By Rebecca Bulnes
By Lee Zimmerman
By Rebecca Bulnes
By S. Pajot
By S. Pajot, Liz Tracy, Kat Bein, & Sean Levisman
By Kat Bein
By Ashley Rogers
Several cuts from a new demo support her theory. These are songs of groove, cut through with scalpel-sharp guitar lines and ass-on-fire percussion and breathless piano runs, music that ricochets and rattles and rocks, all of it spotlighting a voice with enough range and depth and inflection and pure power for any ten pop divas. The common comparisons to Janis Joplin-meets-Aretha Franklin are accurate up to the point of understatement. Schascle can sing the ice off the polar cap, and the rough-edge high-energy band format could not be more suitable.
"I'm at home with this band," she says. "I've told Warners I want to produce the record, with this band. It's a far cry from the polished L.A. sound, very organic. That's what I love. If I had a B-3 [organ] player, I'd do that, too. But I'm not quite ready to make the next record. We want to play out more, get tighter as a group. It's really neat that way. We hope to get to where we can make the record live in the studio, in a couple of days with a small audience. When I sing to someone, it's different than singing in a studio. In L.A. I couldn't understand A I thought something was wrong with my voice. The next one won't have the modern digitized overdubs A any of that shit. I want to capture the soul."
She will at the least have that opportunity on any stage that'll have her, including Tobacco Road's this weekend. Schascle isn't much for anecdotes, but music writers have described her walking into clubs, asking to sit in with whatever band was playing, being scoffed at as a "barefoot little hippie chick," and proceeding to blow the roof off the mother, leaving the crowd awed and the band in deep sand as far as following that. She recently opened for the Indigo Girls in Orlando and received a standing ovation. "That was a great feeling," she admits shyly. "The crowd's usually out in the hall during the opening act. That's the kind of thing I want to do to show Warner it's okay."
In one way the lack of sales for the first album is a boon. "Back then I had my head up my ass," the hippie chick says. "I had this management firm in L.A. that did nothing but get a big chunk. I never knew whose job it was to promote me. It was mine. I needed to get out and sing. Touring is the biggest thing. With this next record I'm just gonna play anywhere and everywhere. I'm glad the first one didn't happen A I'm not locked into it. First impressions are strongest and I'm glad I'm not gonna have to sing those songs the rest of my life, be adult-contemporary/Top 40."
When you hear her raucous, often brilliant, new sound, you'll be glad, too.
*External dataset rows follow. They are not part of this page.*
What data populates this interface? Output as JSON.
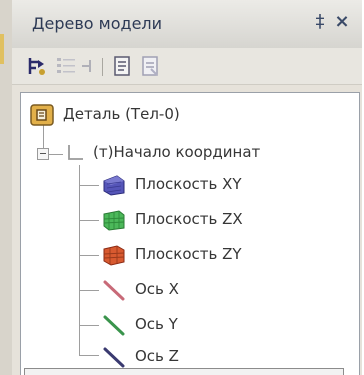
{
  "panel": {
    "title": "Дерево модели",
    "pin_glyph": "‡",
    "close_glyph": "×"
  },
  "toolbar": {
    "buttons": [
      {
        "icon": "build-tree-icon"
      },
      {
        "icon": "list-view-icon"
      },
      {
        "icon": "filter-icon"
      },
      {
        "icon": "document-icon"
      },
      {
        "icon": "properties-icon"
      }
    ]
  },
  "tree": {
    "root": {
      "label": "Деталь (Тел-0)",
      "icon": "part-icon"
    },
    "origin": {
      "label": "(т)Начало координат",
      "icon": "coordinate-origin-icon"
    },
    "children": [
      {
        "label": "Плоскость XY",
        "icon": "plane-xy-icon",
        "color": "#4a4aa8"
      },
      {
        "label": "Плоскость ZX",
        "icon": "plane-zx-icon",
        "color": "#3aa44a"
      },
      {
        "label": "Плоскость ZY",
        "icon": "plane-zy-icon",
        "color": "#d0502c"
      },
      {
        "label": "Ось X",
        "icon": "axis-x-icon",
        "color": "#c06070"
      },
      {
        "label": "Ось Y",
        "icon": "axis-y-icon",
        "color": "#3a8a4a"
      },
      {
        "label": "Ось Z",
        "icon": "axis-z-icon",
        "color": "#3a3a6a"
      }
    ]
  }
}
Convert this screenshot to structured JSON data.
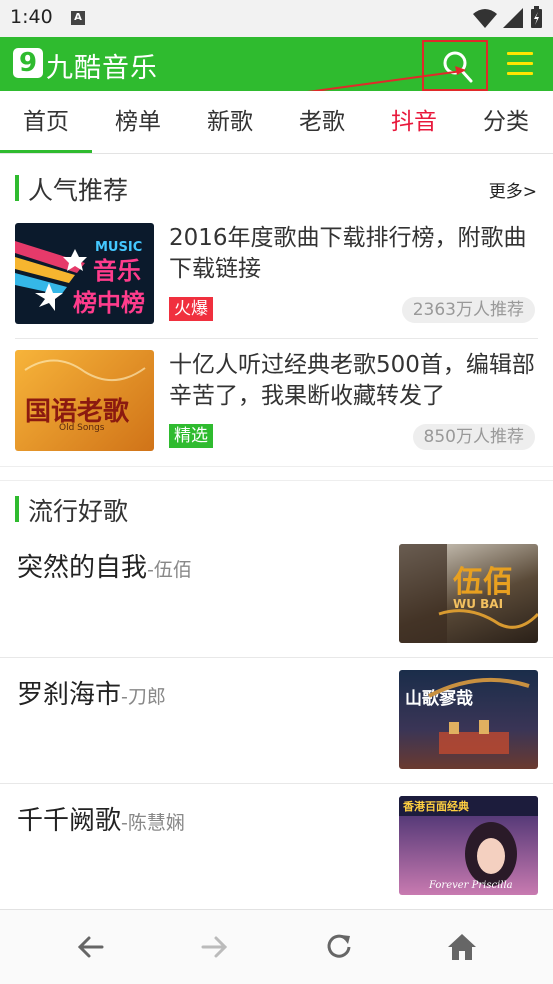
{
  "statusbar": {
    "time": "1:40",
    "notif_letter": "A"
  },
  "header": {
    "logo_digit": "9",
    "logo_text": "九酷音乐",
    "search_label": "search",
    "menu_label": "menu"
  },
  "tabs": [
    {
      "label": "首页"
    },
    {
      "label": "榜单"
    },
    {
      "label": "新歌"
    },
    {
      "label": "老歌"
    },
    {
      "label": "抖音"
    },
    {
      "label": "分类"
    }
  ],
  "popular": {
    "title": "人气推荐",
    "more": "更多>",
    "items": [
      {
        "title": "2016年度歌曲下载排行榜，附歌曲下载链接",
        "tag": "火爆",
        "tag_color": "#f0303e",
        "count": "2363万人推荐",
        "thumb_text": [
          "MUSIC",
          "音乐",
          "榜中榜"
        ]
      },
      {
        "title": "十亿人听过经典老歌500首，编辑部辛苦了，我果断收藏转发了",
        "tag": "精选",
        "tag_color": "#2fbb2f",
        "count": "850万人推荐",
        "thumb_text": [
          "国语老歌",
          "Old Songs"
        ]
      }
    ]
  },
  "trending": {
    "title": "流行好歌",
    "songs": [
      {
        "title": "突然的自我",
        "artist": "-伍佰",
        "cover_text": [
          "伍佰",
          "WU BAI"
        ]
      },
      {
        "title": "罗刹海市",
        "artist": "-刀郎",
        "cover_text": [
          "山歌寥哉"
        ]
      },
      {
        "title": "千千阙歌",
        "artist": "-陈慧娴",
        "cover_text": [
          "香港百面经典",
          "Forever Priscilla"
        ]
      }
    ]
  },
  "bottom_nav": [
    "back",
    "forward",
    "refresh",
    "home"
  ],
  "colors": {
    "brand_green": "#2fbb2f",
    "hot_red": "#e8193c",
    "menu_yellow": "#ffe500",
    "highlight_box": "#e02a2a"
  }
}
Everybody's a winner. Except, perhaps, the label she hopes to finagle into putting art before commerce, a long shot if there ever was one. "I don't know if they'll drop me," Schascle offers. "In my situation the important thing is touring, opening for big names so we can reach 5000 people at a time, getting the word out. That will make it work. I don't have to have the label's commitment to promoting it, just their financial tour support. Sure, they don't pay openers dick, but you get real lights and a real stage and people to play for. Whatever happens, I'll be singing until I'm 90. I talked to [president of Warner Bros. A&R] Michael Ostin today on the phone. He's into my idea. He's very diplomatic, not passing judgment. The whole idea of a long-term recording contract is that they believed in me and knew it might take a while. As produced as the first record is, it's still organic and eclectic. You can't throw that at Top 40 radio and make it work. And they didn't."
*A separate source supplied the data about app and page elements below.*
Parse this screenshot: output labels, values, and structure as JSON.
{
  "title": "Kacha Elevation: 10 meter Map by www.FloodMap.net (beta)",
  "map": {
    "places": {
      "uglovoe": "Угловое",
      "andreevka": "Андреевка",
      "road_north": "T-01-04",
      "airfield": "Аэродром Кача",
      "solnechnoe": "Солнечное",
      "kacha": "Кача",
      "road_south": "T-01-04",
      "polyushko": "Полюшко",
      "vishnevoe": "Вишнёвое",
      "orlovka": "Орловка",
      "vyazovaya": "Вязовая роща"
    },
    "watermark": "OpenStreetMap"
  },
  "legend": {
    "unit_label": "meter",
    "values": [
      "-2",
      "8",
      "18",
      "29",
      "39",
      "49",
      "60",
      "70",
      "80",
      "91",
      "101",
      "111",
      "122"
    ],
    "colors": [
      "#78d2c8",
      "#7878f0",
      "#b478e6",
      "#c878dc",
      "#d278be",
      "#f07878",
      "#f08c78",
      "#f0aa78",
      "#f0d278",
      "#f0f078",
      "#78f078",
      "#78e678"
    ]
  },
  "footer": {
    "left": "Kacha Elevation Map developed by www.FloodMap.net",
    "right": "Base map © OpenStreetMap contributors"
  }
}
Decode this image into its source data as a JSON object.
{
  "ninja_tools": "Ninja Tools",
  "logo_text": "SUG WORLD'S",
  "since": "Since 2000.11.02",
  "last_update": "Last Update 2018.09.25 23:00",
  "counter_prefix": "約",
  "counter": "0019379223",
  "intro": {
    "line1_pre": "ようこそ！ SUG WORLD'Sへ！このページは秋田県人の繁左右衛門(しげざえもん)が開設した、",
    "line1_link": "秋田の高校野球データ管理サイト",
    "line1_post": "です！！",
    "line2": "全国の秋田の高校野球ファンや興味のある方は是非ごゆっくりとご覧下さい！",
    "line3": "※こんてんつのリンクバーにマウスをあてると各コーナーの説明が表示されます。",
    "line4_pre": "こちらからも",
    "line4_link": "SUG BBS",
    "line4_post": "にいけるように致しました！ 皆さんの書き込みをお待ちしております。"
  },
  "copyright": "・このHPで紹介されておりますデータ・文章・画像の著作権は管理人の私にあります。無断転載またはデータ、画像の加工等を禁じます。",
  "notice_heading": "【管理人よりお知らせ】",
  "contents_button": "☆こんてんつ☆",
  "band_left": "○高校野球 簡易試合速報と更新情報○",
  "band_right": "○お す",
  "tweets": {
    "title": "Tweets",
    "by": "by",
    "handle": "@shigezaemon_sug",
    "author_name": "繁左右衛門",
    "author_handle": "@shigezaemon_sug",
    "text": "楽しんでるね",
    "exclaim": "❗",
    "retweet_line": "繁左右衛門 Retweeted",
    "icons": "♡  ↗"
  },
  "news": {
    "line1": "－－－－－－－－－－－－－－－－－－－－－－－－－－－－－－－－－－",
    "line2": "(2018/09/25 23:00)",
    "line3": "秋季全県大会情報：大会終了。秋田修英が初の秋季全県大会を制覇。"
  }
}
If there's any justice A and who says there is? A Schascle will grab the gold without losing the sound of her own soul. "The thing about being on Warners," she says, "is I can work now, I can get gigs where others wouldn't be able to. It's neat. Living on music, making a living with music, is the best feeling in life." Hearing it isn't bad, either.
Schascle and One Block South perform after 10:00 p.m. Friday and Saturday at Tobacco Road, 626 S. Miami Ave., 374-1198. Admission costs $5.